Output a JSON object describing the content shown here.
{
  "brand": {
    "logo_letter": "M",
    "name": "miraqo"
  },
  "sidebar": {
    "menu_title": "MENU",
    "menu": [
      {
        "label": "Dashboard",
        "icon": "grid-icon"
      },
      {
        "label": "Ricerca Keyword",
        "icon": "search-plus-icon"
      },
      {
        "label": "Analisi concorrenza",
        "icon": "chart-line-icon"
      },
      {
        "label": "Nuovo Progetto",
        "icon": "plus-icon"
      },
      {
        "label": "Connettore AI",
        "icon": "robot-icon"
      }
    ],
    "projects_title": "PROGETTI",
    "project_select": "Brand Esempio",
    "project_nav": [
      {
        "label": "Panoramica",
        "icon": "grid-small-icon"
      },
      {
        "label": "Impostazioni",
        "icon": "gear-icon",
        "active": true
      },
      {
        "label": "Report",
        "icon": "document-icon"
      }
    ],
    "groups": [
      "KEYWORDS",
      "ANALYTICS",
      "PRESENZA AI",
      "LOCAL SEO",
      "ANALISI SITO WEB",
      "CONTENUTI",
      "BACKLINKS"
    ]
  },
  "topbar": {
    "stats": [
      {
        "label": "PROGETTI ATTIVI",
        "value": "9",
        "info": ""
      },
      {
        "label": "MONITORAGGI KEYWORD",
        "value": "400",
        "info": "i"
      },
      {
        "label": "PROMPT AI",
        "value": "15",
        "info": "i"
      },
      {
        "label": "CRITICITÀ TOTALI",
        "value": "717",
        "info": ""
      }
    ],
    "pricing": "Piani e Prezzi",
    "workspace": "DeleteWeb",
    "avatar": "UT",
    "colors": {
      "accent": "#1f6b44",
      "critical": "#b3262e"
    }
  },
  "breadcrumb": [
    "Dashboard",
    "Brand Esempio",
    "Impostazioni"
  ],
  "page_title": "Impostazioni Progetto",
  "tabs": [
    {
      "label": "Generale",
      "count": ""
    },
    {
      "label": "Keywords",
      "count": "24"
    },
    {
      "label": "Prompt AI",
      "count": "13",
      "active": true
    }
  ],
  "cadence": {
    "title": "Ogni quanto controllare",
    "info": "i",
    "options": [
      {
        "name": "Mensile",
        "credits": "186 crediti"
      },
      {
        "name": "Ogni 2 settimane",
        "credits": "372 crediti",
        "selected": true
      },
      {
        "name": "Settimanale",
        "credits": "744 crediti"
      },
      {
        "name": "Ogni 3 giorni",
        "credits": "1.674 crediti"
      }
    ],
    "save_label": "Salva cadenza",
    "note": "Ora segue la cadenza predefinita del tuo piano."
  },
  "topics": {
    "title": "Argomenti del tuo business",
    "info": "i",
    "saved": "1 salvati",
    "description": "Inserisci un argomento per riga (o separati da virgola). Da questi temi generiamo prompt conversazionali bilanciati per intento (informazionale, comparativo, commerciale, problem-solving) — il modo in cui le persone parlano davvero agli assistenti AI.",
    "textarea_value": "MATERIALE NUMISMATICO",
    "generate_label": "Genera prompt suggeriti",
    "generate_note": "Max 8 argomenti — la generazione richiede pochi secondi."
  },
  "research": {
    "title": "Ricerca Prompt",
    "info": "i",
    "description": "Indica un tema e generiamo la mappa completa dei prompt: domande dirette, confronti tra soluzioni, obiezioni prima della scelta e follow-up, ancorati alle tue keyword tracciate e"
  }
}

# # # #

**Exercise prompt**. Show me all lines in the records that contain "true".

**Solution**.
        "active": true
      "active": true
        "selected": true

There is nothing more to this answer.